### TO DO
Output every record below exactly as it appears.

### SOURCE MATERIAL
++++++++++

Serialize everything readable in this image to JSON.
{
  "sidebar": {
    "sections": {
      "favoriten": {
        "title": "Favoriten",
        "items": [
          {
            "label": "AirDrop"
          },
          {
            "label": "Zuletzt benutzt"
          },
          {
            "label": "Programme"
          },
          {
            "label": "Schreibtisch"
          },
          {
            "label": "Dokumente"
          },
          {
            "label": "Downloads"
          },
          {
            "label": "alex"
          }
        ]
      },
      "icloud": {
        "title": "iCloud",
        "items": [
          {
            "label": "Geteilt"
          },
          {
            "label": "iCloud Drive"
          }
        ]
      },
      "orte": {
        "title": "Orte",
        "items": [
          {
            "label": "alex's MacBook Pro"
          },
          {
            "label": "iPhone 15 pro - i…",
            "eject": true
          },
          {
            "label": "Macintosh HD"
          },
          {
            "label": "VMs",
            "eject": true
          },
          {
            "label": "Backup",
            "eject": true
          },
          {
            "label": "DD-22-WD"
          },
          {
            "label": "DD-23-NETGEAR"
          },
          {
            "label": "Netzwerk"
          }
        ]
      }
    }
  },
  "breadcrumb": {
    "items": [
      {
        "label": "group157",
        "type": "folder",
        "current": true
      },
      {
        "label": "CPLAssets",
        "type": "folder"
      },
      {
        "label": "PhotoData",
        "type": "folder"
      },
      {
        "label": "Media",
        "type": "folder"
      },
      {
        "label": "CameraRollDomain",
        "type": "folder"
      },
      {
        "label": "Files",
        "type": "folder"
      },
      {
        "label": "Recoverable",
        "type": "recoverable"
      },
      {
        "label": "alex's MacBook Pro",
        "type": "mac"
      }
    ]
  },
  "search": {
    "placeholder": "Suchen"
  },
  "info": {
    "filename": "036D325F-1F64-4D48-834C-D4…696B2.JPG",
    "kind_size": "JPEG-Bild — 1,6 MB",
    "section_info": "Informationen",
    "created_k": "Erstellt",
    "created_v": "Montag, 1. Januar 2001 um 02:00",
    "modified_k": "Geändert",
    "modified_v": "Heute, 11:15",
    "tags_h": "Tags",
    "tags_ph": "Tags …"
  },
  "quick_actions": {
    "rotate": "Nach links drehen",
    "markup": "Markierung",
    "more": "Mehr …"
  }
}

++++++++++

### SOLUTION FOR THIS TASK
Serialize everything readable in this image to JSON.
{
  "sidebar": {
    "sections": {
      "favoriten": {
        "title": "Favoriten",
        "items": [
          {
            "label": "AirDrop"
          },
          {
            "label": "Zuletzt benutzt"
          },
          {
            "label": "Programme"
          },
          {
            "label": "Schreibtisch"
          },
          {
            "label": "Dokumente"
          },
          {
            "label": "Downloads"
          },
          {
            "label": "alex"
          }
        ]
      },
      "icloud": {
        "title": "iCloud",
        "items": [
          {
            "label": "Geteilt"
          },
          {
            "label": "iCloud Drive"
          }
        ]
      },
      "orte": {
        "title": "Orte",
        "items": [
          {
            "label": "alex's MacBook Pro"
          },
          {
            "label": "iPhone 15 pro - i…",
            "eject": true
          },
          {
            "label": "Macintosh HD"
          },
          {
            "label": "VMs",
            "eject": true
          },
          {
            "label": "Backup",
            "eject": true
          },
          {
            "label": "DD-22-WD"
          },
          {
            "label": "DD-23-NETGEAR"
          },
          {
            "label": "Netzwerk"
          }
        ]
      }
    }
  },
  "breadcrumb": {
    "items": [
      {
        "label": "group157",
        "type": "folder",
        "current": true
      },
      {
        "label": "CPLAssets",
        "type": "folder"
      },
      {
        "label": "PhotoData",
        "type": "folder"
      },
      {
        "label": "Media",
        "type": "folder"
      },
      {
        "label": "CameraRollDomain",
        "type": "folder"
      },
      {
        "label": "Files",
        "type": "folder"
      },
      {
        "label": "Recoverable",
        "type": "recoverable"
      },
      {
        "label": "alex's MacBook Pro",
        "type": "mac"
      }
    ]
  },
  "search": {
    "placeholder": "Suchen"
  },
  "info": {
    "filename": "036D325F-1F64-4D48-834C-D4…696B2.JPG",
    "kind_size": "JPEG-Bild — 1,6 MB",
    "section_info": "Informationen",
    "created_k": "Erstellt",
    "created_v": "Montag, 1. Januar 2001 um 02:00",
    "modified_k": "Geändert",
    "modified_v": "Heute, 11:15",
    "tags_h": "Tags",
    "tags_ph": "Tags …"
  },
  "quick_actions": {
    "rotate": "Nach links drehen",
    "markup": "Markierung",
    "more": "Mehr …"
  }
}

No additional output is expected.